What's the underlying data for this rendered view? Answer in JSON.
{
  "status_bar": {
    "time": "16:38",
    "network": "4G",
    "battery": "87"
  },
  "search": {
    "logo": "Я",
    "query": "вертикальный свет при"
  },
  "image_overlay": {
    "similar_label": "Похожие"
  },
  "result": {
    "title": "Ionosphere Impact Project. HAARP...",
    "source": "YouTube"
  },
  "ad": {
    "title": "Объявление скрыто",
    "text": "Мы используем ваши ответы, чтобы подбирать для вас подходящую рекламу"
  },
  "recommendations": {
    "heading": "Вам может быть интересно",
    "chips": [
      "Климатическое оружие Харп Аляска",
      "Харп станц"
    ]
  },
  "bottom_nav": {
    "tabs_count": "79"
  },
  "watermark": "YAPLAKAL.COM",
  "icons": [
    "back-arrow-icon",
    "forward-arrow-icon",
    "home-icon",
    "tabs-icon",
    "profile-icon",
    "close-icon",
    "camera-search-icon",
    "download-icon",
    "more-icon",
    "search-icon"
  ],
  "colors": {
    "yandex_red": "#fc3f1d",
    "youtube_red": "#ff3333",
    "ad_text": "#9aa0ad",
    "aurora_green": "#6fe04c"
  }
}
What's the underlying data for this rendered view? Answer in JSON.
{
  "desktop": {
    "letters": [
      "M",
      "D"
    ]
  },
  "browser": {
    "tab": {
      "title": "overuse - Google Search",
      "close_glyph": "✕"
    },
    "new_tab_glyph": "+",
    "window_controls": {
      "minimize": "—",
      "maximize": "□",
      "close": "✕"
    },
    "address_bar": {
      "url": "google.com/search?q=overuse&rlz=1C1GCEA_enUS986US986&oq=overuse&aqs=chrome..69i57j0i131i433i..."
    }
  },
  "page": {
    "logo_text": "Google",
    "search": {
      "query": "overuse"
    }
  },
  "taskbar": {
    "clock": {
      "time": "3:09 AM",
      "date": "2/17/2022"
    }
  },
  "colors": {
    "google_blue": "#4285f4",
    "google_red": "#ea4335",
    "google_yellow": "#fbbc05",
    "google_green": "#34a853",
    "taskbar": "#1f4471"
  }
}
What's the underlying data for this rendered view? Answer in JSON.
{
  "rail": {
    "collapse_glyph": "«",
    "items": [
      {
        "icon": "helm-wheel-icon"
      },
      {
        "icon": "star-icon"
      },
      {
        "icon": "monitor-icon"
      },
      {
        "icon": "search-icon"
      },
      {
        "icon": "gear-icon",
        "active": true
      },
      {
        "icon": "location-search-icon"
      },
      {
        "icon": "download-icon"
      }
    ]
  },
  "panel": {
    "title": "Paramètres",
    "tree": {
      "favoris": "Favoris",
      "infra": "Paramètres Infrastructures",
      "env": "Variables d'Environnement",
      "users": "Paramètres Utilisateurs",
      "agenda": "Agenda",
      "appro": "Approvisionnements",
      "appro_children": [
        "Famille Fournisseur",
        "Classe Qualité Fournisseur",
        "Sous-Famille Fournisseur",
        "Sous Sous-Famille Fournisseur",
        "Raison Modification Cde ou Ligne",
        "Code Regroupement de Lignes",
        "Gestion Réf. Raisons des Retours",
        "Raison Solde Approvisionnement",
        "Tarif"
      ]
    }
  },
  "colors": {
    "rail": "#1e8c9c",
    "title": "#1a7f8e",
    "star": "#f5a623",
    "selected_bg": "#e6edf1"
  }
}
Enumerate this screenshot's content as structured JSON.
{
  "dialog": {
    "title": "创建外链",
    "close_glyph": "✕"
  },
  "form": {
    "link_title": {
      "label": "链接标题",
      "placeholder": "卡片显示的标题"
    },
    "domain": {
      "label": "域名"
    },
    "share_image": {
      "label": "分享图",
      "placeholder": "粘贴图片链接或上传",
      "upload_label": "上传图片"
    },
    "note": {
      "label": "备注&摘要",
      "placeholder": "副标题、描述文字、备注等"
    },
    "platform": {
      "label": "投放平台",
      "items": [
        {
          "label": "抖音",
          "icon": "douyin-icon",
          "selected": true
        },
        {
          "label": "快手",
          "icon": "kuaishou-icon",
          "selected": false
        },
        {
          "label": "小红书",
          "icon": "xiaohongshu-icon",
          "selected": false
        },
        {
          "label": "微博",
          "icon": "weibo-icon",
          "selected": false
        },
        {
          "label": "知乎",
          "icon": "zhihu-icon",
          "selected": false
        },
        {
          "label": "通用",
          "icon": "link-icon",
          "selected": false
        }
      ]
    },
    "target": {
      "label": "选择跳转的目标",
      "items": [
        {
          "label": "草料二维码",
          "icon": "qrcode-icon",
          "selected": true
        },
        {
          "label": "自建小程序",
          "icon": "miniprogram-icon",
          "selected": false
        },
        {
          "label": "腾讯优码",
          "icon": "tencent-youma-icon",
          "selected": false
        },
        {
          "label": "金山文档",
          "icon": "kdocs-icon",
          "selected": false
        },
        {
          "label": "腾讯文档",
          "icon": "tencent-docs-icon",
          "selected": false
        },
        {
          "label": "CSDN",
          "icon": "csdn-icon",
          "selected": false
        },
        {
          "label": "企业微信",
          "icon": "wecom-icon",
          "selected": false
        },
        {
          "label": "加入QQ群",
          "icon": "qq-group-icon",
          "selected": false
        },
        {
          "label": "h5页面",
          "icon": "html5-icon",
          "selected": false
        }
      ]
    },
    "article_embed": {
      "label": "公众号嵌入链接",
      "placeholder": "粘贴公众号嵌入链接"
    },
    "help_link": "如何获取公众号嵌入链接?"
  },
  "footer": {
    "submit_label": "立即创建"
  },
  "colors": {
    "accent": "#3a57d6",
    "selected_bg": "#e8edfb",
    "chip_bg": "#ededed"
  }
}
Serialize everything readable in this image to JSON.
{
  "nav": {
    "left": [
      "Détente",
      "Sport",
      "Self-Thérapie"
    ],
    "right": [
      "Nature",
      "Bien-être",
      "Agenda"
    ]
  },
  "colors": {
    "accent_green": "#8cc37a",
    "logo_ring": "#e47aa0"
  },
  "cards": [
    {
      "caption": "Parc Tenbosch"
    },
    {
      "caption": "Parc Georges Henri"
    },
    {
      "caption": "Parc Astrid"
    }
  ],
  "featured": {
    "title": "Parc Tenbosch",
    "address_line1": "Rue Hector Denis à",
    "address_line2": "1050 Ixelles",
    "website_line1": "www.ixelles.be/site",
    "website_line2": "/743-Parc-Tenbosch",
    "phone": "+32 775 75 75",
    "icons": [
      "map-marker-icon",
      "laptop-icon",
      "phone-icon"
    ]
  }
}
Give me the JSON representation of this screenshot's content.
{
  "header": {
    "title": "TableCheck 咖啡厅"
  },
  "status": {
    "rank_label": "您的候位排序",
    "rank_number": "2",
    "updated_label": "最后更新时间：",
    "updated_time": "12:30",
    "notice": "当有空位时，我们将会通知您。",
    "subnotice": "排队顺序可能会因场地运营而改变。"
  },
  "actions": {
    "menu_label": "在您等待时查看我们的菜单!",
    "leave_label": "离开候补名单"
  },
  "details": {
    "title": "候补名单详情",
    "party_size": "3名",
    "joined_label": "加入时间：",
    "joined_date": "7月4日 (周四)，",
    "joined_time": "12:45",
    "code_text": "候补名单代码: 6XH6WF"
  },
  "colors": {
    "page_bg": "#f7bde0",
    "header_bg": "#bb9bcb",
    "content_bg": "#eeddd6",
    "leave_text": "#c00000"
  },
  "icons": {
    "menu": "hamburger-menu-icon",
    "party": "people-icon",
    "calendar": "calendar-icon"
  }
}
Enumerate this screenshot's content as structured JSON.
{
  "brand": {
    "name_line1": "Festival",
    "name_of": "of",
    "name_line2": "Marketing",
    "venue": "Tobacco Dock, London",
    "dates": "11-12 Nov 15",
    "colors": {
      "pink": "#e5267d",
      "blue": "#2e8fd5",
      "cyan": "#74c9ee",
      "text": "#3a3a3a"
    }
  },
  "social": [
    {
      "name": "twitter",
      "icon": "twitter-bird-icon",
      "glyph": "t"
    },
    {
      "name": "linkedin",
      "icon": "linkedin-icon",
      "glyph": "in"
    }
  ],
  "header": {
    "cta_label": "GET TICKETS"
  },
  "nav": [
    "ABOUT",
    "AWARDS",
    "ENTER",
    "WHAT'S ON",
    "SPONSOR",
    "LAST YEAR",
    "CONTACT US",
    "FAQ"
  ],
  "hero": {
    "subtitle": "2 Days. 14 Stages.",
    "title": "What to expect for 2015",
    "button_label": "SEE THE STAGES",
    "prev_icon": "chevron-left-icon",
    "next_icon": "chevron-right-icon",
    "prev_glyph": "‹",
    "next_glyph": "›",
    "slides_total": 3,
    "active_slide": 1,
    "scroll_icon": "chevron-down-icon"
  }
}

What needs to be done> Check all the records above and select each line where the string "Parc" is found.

Written reply>
      "caption": "Parc Tenbosch"
      "caption": "Parc Georges Henri"
      "caption": "Parc Astrid"
    "title": "Parc Tenbosch",
    "website_line2": "/743-Parc-Tenbosch",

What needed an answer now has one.